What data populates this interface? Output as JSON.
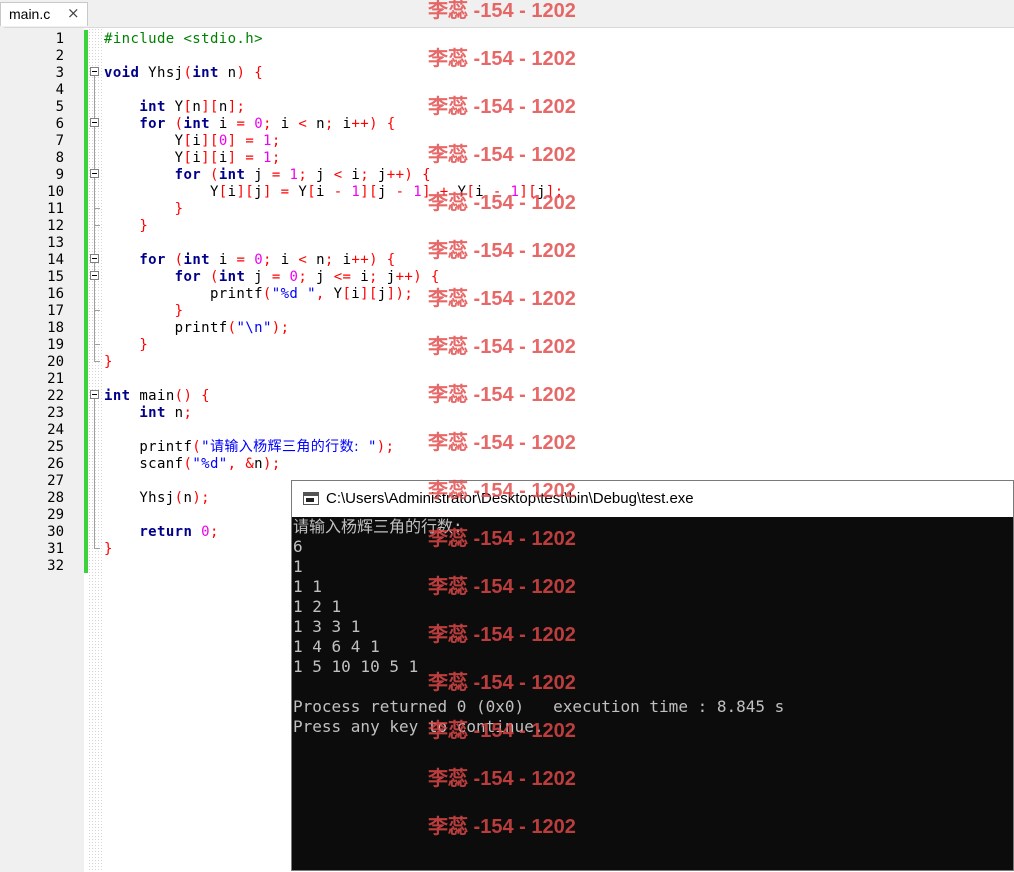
{
  "tab": {
    "label": "main.c",
    "close_icon": "×"
  },
  "editor": {
    "line_numbers": [
      "1",
      "2",
      "3",
      "4",
      "5",
      "6",
      "7",
      "8",
      "9",
      "10",
      "11",
      "12",
      "13",
      "14",
      "15",
      "16",
      "17",
      "18",
      "19",
      "20",
      "21",
      "22",
      "23",
      "24",
      "25",
      "26",
      "27",
      "28",
      "29",
      "30",
      "31",
      "32"
    ]
  },
  "console": {
    "title": "C:\\Users\\Administrator\\Desktop\\test\\bin\\Debug\\test.exe",
    "lines": [
      "请输入杨辉三角的行数:",
      "6",
      "1",
      "1 1",
      "1 2 1",
      "1 3 3 1",
      "1 4 6 4 1",
      "1 5 10 10 5 1",
      "",
      "Process returned 0 (0x0)   execution time : 8.845 s",
      "Press any key to continue."
    ]
  },
  "watermark": {
    "text": "李蕊 -154 - 1202"
  },
  "colors": {
    "keyword": "#00008b",
    "preprocessor": "#008000",
    "number": "#f000f0",
    "operator": "#ff0000",
    "string": "#0000ff",
    "change_bar": "#3cd23c",
    "watermark": "#e24848"
  }
}
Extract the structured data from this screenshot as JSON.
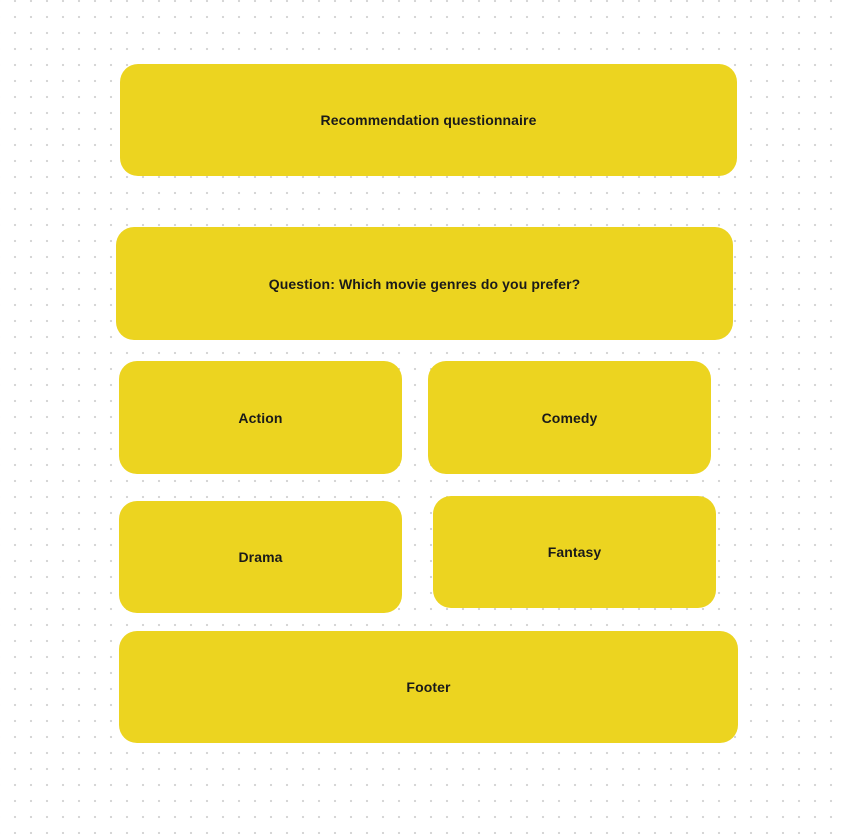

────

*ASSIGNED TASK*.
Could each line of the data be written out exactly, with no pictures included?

*OUTPUT*.
What data populates this interface? Output as JSON.
{
  "tab": {
    "label": "main.c",
    "close_icon": "×"
  },
  "editor": {
    "line_numbers": [
      "1",
      "2",
      "3",
      "4",
      "5",
      "6",
      "7",
      "8",
      "9",
      "10",
      "11",
      "12",
      "13",
      "14",
      "15",
      "16",
      "17",
      "18",
      "19",
      "20",
      "21",
      "22",
      "23",
      "24",
      "25",
      "26",
      "27",
      "28",
      "29",
      "30",
      "31",
      "32"
    ]
  },
  "console": {
    "title": "C:\\Users\\Administrator\\Desktop\\test\\bin\\Debug\\test.exe",
    "lines": [
      "请输入杨辉三角的行数:",
      "6",
      "1",
      "1 1",
      "1 2 1",
      "1 3 3 1",
      "1 4 6 4 1",
      "1 5 10 10 5 1",
      "",
      "Process returned 0 (0x0)   execution time : 8.845 s",
      "Press any key to continue."
    ]
  },
  "watermark": {
    "text": "李蕊 -154 - 1202"
  },
  "colors": {
    "keyword": "#00008b",
    "preprocessor": "#008000",
    "number": "#f000f0",
    "operator": "#ff0000",
    "string": "#0000ff",
    "change_bar": "#3cd23c",
    "watermark": "#e24848"
  }
}
Extract the structured data from this screenshot as JSON.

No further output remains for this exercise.